**Your instructions**
Find every line of the listing below where "Справка" appears, and copy it.
*** Opening of Source material ***
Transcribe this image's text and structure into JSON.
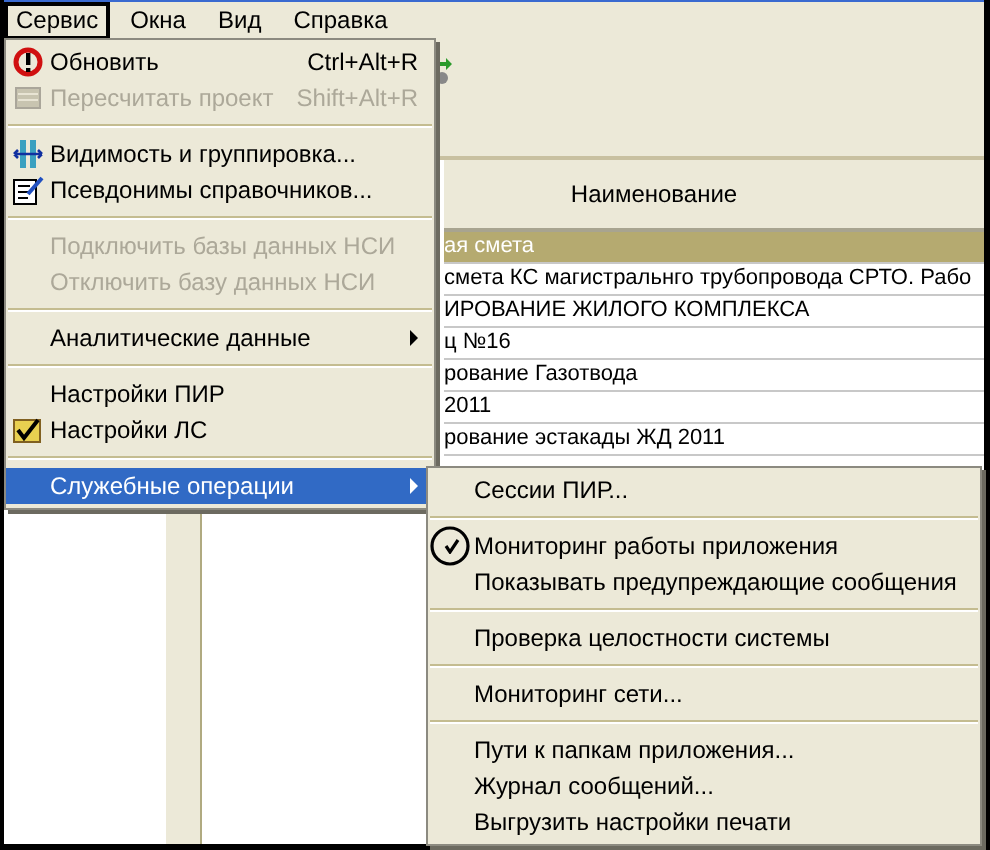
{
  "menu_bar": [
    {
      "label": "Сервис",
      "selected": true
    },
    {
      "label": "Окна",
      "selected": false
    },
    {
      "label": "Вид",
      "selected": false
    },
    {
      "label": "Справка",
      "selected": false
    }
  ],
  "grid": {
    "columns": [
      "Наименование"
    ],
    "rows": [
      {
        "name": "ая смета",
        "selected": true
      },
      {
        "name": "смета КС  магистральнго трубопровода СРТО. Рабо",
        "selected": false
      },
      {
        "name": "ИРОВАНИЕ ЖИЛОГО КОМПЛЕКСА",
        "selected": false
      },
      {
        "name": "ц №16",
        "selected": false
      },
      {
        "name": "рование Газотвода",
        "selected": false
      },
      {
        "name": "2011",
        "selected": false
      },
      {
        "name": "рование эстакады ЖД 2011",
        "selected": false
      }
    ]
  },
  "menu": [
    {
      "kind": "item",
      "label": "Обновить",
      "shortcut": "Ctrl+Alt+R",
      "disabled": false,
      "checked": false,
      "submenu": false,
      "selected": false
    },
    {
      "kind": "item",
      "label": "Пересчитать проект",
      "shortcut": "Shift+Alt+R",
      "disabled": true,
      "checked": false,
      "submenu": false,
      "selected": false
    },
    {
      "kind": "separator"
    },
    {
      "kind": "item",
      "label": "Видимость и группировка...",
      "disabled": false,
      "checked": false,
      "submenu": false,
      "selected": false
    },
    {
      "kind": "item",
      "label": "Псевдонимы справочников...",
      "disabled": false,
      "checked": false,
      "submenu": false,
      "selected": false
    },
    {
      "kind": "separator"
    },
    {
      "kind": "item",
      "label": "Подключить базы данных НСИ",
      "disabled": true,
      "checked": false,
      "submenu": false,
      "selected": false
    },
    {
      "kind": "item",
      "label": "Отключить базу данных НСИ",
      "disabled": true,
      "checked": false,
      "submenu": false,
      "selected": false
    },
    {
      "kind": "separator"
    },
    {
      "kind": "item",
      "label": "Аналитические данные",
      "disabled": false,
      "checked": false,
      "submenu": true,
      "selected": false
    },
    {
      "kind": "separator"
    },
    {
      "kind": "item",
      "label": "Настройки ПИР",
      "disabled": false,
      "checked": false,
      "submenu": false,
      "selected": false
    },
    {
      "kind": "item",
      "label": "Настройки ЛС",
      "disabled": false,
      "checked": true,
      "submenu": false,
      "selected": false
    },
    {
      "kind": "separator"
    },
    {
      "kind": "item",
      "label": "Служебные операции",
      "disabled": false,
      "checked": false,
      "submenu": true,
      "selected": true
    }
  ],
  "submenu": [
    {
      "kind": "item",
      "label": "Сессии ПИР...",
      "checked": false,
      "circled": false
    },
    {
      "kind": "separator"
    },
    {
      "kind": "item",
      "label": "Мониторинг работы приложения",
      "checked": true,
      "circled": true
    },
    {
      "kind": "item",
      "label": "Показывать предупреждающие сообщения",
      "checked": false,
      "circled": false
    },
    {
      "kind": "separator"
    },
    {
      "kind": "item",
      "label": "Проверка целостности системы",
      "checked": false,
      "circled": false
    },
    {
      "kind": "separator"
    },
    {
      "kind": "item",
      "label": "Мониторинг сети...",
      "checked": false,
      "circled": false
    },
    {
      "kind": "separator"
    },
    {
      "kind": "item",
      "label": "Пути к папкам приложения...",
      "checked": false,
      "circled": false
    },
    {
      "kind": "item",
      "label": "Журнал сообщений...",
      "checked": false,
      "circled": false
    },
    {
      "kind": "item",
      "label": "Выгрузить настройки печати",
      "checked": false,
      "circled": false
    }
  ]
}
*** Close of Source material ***
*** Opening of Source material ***
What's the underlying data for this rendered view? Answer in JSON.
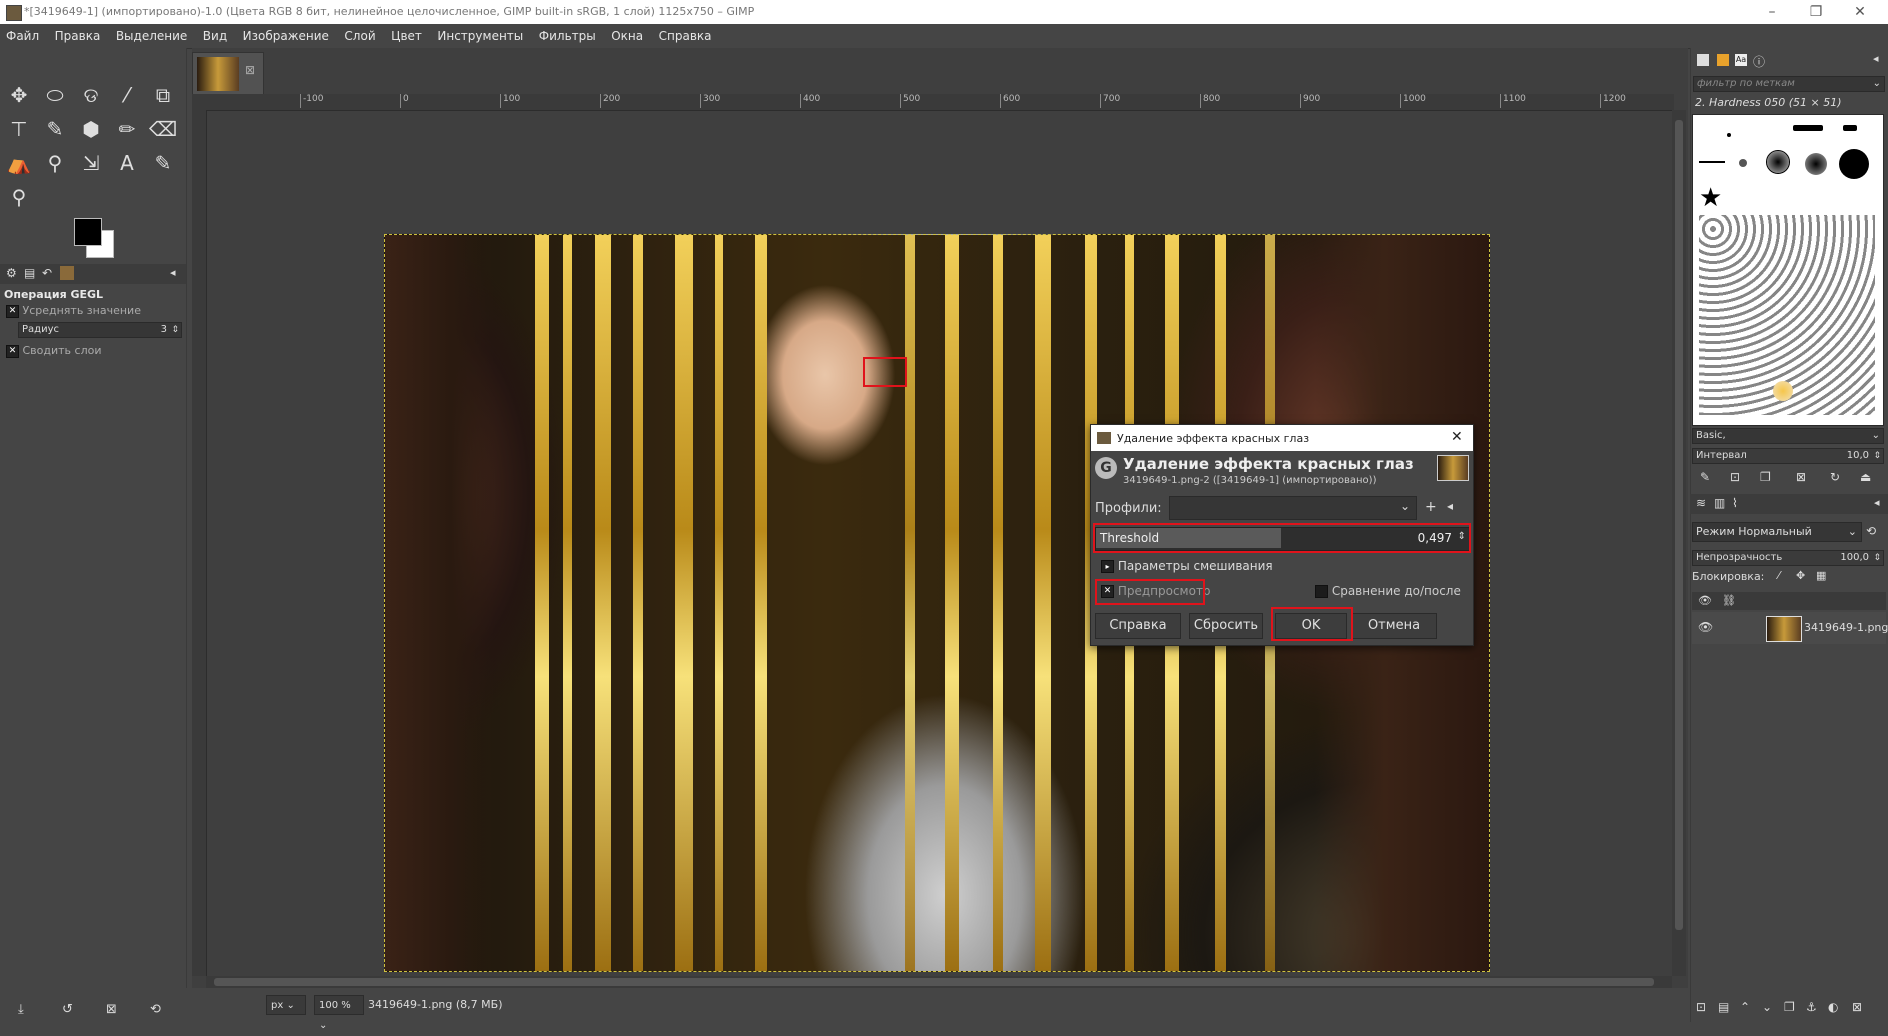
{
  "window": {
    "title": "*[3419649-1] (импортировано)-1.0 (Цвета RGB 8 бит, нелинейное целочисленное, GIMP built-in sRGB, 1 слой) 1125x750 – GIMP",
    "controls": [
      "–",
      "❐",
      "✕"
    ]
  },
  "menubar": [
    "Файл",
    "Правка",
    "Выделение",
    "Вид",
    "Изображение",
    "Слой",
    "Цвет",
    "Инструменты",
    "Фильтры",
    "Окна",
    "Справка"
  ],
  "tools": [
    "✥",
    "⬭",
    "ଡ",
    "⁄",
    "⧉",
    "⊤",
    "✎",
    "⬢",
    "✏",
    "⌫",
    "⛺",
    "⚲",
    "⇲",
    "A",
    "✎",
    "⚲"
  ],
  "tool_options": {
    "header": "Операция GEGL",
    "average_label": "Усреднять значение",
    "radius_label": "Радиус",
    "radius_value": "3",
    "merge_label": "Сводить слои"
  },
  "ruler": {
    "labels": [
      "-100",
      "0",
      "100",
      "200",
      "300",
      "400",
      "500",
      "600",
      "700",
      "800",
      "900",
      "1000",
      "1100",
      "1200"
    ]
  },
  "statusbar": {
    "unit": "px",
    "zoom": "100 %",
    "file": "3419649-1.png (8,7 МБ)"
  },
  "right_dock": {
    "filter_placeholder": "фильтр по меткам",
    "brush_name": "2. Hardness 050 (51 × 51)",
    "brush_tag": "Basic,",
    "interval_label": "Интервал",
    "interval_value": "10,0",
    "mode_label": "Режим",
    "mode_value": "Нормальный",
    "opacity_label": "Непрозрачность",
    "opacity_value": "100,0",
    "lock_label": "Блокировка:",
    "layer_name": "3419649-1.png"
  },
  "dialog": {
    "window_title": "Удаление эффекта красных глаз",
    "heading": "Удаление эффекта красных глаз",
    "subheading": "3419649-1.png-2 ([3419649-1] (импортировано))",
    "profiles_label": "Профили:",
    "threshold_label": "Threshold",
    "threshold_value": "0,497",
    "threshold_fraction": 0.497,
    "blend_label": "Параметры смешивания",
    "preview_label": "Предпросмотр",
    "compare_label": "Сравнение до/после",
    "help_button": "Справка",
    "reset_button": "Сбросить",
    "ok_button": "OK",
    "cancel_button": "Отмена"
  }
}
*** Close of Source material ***
**Completed task**
      "label": "Справка",
    "Справка"
    "help_button": "Справка",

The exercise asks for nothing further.